=== ASSIGNMENT ===
Every record below is to be retyped exactly, with any pictures left out.

*** Opening DATA LISTING ***

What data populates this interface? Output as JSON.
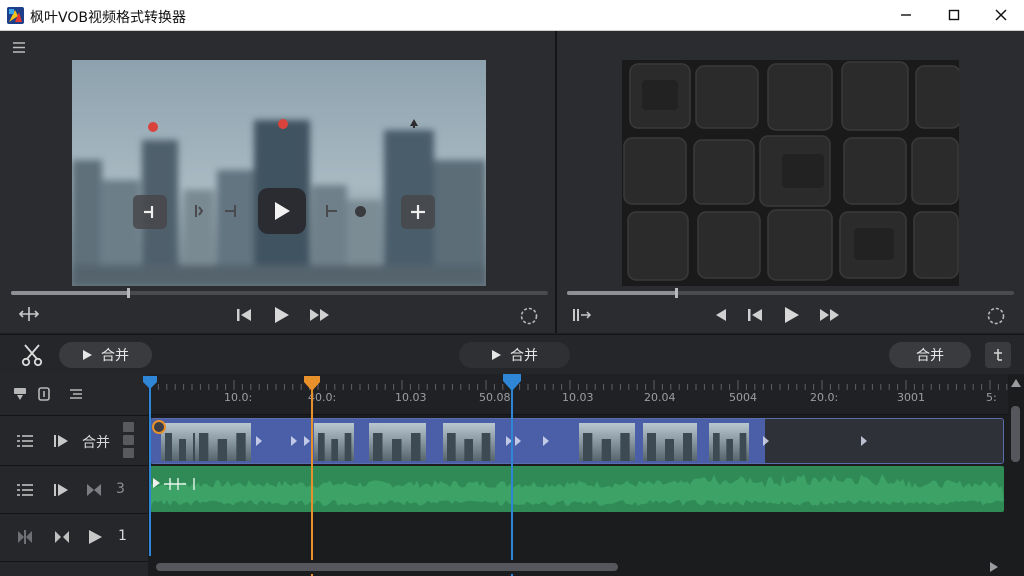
{
  "window": {
    "title": "枫叶VOB视频格式转换器",
    "controls": [
      "minimize-icon",
      "maximize-icon",
      "close-icon"
    ]
  },
  "toolbar": {
    "merge_left_label": "合并",
    "merge_center_label": "合并",
    "merge_right_label": "合并"
  },
  "timeline": {
    "ruler_labels": [
      "10.0:",
      "40.0:",
      "10.03",
      "50.08",
      "10.03",
      "20.04",
      "5004",
      "20.0:",
      "3001",
      "5:"
    ],
    "tracks": [
      {
        "name": "video",
        "label": "合并"
      },
      {
        "name": "audio",
        "label": "3"
      },
      {
        "name": "extra",
        "label": "1"
      }
    ]
  },
  "colors": {
    "accent_blue": "#2f86d6",
    "accent_orange": "#e8902a",
    "clip_blue": "#4a5fa8",
    "audio_green": "#2f8a55",
    "panel_bg": "#2b2c2f"
  }
}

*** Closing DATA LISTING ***

=== SOLUTION TO THE PROBLEM ===
What data populates this interface? Output as JSON.
{
  "window": {
    "title": "枫叶VOB视频格式转换器",
    "controls": [
      "minimize-icon",
      "maximize-icon",
      "close-icon"
    ]
  },
  "toolbar": {
    "merge_left_label": "合并",
    "merge_center_label": "合并",
    "merge_right_label": "合并"
  },
  "timeline": {
    "ruler_labels": [
      "10.0:",
      "40.0:",
      "10.03",
      "50.08",
      "10.03",
      "20.04",
      "5004",
      "20.0:",
      "3001",
      "5:"
    ],
    "tracks": [
      {
        "name": "video",
        "label": "合并"
      },
      {
        "name": "audio",
        "label": "3"
      },
      {
        "name": "extra",
        "label": "1"
      }
    ]
  },
  "colors": {
    "accent_blue": "#2f86d6",
    "accent_orange": "#e8902a",
    "clip_blue": "#4a5fa8",
    "audio_green": "#2f8a55",
    "panel_bg": "#2b2c2f"
  }
}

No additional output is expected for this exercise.